# [Work instruction]
The data below needs to be returned exactly, line for line.

┌─ Supplied information

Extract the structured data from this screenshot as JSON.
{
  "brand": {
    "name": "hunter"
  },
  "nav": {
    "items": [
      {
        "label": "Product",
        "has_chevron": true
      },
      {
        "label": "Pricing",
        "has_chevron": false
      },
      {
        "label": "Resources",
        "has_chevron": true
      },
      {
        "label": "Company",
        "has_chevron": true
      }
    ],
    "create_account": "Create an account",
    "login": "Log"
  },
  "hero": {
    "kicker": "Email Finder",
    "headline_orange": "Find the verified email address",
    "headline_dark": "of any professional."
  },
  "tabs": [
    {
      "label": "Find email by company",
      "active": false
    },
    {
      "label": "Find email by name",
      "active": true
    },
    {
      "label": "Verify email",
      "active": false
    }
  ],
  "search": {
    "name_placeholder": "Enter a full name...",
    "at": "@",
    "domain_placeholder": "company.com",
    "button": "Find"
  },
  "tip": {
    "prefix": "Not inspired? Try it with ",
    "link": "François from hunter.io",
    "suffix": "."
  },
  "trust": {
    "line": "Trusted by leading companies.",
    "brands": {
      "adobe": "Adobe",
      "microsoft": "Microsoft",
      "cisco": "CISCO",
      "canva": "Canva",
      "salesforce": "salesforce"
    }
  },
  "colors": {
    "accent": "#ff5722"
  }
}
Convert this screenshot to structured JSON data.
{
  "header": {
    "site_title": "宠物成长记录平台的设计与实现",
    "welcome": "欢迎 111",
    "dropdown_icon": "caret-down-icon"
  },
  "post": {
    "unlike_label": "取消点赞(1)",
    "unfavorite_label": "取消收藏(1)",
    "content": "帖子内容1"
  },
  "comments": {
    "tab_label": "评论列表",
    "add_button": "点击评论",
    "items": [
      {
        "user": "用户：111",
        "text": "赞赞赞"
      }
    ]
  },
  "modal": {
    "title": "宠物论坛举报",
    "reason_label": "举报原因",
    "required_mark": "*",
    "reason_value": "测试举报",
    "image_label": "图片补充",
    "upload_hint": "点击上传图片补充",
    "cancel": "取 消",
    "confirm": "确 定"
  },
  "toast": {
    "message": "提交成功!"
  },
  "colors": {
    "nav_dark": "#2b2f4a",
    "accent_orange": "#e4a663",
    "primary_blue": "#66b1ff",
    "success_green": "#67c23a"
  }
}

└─

# [Expected output]
Extract the structured data from this screenshot as JSON.
{
  "brand": {
    "name": "hunter"
  },
  "nav": {
    "items": [
      {
        "label": "Product",
        "has_chevron": true
      },
      {
        "label": "Pricing",
        "has_chevron": false
      },
      {
        "label": "Resources",
        "has_chevron": true
      },
      {
        "label": "Company",
        "has_chevron": true
      }
    ],
    "create_account": "Create an account",
    "login": "Log"
  },
  "hero": {
    "kicker": "Email Finder",
    "headline_orange": "Find the verified email address",
    "headline_dark": "of any professional."
  },
  "tabs": [
    {
      "label": "Find email by company",
      "active": false
    },
    {
      "label": "Find email by name",
      "active": true
    },
    {
      "label": "Verify email",
      "active": false
    }
  ],
  "search": {
    "name_placeholder": "Enter a full name...",
    "at": "@",
    "domain_placeholder": "company.com",
    "button": "Find"
  },
  "tip": {
    "prefix": "Not inspired? Try it with ",
    "link": "François from hunter.io",
    "suffix": "."
  },
  "trust": {
    "line": "Trusted by leading companies.",
    "brands": {
      "adobe": "Adobe",
      "microsoft": "Microsoft",
      "cisco": "CISCO",
      "canva": "Canva",
      "salesforce": "salesforce"
    }
  },
  "colors": {
    "accent": "#ff5722"
  }
}
Convert this screenshot to structured JSON data.
{
  "header": {
    "site_title": "宠物成长记录平台的设计与实现",
    "welcome": "欢迎 111",
    "dropdown_icon": "caret-down-icon"
  },
  "post": {
    "unlike_label": "取消点赞(1)",
    "unfavorite_label": "取消收藏(1)",
    "content": "帖子内容1"
  },
  "comments": {
    "tab_label": "评论列表",
    "add_button": "点击评论",
    "items": [
      {
        "user": "用户：111",
        "text": "赞赞赞"
      }
    ]
  },
  "modal": {
    "title": "宠物论坛举报",
    "reason_label": "举报原因",
    "required_mark": "*",
    "reason_value": "测试举报",
    "image_label": "图片补充",
    "upload_hint": "点击上传图片补充",
    "cancel": "取 消",
    "confirm": "确 定"
  },
  "toast": {
    "message": "提交成功!"
  },
  "colors": {
    "nav_dark": "#2b2f4a",
    "accent_orange": "#e4a663",
    "primary_blue": "#66b1ff",
    "success_green": "#67c23a"
  }
}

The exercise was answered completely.